What to produce — Your task is to copy every line of the entries that holds the word "like".

Data supplied —

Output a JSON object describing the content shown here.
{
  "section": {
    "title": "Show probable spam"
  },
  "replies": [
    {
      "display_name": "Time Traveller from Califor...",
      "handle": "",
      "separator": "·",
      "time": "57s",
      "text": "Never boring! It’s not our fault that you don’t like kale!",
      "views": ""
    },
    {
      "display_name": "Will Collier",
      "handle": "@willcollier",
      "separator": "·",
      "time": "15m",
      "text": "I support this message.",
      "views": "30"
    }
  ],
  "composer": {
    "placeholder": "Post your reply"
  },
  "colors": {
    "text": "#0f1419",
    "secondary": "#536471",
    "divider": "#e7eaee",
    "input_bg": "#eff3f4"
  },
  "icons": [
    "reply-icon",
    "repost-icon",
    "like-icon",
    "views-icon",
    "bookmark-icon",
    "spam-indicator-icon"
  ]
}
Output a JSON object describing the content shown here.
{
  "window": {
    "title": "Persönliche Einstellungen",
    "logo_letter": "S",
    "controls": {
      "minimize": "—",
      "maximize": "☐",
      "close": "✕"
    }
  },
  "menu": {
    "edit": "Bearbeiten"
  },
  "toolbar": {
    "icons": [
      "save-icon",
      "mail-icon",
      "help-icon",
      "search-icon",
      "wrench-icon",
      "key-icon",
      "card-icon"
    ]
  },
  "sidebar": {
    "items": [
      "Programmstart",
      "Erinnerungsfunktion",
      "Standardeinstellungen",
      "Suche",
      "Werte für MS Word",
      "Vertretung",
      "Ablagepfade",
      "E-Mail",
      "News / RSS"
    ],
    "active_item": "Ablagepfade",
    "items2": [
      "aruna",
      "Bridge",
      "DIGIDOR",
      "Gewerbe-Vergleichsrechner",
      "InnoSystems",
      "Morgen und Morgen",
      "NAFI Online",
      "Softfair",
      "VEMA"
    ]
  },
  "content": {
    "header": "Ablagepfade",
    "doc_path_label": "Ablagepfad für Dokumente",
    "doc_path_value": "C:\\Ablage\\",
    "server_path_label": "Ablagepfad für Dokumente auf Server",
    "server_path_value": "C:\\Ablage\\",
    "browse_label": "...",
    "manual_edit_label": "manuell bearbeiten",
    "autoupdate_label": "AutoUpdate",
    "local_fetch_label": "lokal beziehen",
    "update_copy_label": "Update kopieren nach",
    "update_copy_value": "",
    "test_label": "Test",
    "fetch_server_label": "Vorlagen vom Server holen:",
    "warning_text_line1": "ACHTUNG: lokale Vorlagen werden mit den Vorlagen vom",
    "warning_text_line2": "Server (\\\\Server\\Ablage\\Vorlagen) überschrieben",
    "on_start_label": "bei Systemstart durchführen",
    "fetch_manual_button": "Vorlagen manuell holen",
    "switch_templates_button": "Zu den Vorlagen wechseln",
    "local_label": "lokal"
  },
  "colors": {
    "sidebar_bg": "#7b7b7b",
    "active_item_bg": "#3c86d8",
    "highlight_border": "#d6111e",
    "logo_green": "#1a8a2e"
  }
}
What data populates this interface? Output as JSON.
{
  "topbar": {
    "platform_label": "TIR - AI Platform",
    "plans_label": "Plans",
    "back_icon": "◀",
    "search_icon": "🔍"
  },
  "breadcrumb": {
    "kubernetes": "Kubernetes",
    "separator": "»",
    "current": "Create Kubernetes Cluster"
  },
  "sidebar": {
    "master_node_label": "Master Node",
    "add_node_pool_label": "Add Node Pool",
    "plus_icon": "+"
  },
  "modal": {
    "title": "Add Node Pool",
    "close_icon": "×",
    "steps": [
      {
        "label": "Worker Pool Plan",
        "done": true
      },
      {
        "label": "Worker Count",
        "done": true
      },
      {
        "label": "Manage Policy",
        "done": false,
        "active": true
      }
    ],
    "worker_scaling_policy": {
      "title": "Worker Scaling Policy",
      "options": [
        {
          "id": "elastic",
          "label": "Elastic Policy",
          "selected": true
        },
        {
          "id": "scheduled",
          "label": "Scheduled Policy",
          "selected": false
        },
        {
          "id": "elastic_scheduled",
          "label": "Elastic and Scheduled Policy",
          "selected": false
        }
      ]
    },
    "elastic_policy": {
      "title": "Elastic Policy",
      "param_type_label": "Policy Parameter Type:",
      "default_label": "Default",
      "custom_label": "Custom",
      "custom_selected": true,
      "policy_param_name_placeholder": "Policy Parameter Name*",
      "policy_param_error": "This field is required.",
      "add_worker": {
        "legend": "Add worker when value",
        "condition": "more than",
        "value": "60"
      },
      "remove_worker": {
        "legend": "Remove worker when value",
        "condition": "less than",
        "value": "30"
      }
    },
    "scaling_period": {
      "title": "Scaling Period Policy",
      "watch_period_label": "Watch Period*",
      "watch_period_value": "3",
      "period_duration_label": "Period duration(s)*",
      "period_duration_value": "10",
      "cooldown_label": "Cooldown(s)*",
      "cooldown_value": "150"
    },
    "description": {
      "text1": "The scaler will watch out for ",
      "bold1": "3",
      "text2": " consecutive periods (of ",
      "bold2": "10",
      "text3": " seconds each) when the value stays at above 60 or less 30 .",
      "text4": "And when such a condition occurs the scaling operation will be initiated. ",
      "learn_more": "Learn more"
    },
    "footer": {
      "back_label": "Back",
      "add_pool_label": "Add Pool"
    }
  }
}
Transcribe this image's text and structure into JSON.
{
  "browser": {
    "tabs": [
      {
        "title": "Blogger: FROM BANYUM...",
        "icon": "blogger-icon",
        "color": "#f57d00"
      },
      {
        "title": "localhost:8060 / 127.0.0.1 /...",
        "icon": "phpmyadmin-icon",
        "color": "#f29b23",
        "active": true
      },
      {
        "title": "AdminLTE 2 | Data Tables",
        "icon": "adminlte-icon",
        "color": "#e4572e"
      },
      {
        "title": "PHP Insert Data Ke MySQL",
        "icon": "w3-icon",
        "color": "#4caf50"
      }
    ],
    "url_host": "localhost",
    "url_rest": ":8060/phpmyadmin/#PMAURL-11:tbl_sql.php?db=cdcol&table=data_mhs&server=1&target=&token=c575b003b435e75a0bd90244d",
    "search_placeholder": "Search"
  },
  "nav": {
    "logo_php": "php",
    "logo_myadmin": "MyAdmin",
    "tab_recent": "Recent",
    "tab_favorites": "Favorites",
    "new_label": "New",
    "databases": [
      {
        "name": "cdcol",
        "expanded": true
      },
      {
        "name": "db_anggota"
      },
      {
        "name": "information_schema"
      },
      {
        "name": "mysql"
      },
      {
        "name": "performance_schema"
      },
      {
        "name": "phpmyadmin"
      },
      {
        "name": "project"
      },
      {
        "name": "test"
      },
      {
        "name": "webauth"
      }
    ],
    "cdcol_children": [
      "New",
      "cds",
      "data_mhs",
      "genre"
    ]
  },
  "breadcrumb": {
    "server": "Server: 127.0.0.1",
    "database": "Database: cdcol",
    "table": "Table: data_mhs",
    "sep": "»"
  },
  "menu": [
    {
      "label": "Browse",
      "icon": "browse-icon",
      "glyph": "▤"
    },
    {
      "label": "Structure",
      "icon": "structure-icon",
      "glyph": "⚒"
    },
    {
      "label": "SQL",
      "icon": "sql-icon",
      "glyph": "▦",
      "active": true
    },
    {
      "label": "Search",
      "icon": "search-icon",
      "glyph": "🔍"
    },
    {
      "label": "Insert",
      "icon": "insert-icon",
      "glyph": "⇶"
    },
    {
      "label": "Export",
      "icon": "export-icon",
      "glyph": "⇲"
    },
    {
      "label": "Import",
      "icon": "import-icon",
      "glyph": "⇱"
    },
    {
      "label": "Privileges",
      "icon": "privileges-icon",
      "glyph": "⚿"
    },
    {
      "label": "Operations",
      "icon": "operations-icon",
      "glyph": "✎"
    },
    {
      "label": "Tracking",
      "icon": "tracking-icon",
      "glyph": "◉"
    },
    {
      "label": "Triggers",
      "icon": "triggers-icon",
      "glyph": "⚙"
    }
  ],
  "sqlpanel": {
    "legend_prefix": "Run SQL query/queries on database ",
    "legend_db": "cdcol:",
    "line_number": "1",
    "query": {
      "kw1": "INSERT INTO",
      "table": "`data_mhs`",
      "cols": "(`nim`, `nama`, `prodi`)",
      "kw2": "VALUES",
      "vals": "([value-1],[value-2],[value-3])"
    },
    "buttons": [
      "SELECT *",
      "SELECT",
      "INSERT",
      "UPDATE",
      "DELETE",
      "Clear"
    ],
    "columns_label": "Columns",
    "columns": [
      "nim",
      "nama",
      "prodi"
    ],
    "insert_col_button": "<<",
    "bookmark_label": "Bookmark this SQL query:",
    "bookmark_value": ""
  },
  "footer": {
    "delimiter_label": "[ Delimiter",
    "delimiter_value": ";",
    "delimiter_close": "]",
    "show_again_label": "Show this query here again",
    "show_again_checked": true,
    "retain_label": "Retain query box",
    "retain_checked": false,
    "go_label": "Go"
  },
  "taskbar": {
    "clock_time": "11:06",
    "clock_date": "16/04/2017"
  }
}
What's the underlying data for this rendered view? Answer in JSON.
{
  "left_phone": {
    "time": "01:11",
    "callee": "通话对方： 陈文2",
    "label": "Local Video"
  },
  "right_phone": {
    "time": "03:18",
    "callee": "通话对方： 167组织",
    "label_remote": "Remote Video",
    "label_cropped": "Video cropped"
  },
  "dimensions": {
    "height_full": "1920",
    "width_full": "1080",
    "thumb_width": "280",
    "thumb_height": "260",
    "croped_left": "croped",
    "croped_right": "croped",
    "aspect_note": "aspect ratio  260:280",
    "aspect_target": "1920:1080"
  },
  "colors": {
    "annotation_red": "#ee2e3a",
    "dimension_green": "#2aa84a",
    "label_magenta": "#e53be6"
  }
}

Solution to this problem —
      "text": "Never boring! It’s not our fault that you don’t like kale!",
    "like-icon",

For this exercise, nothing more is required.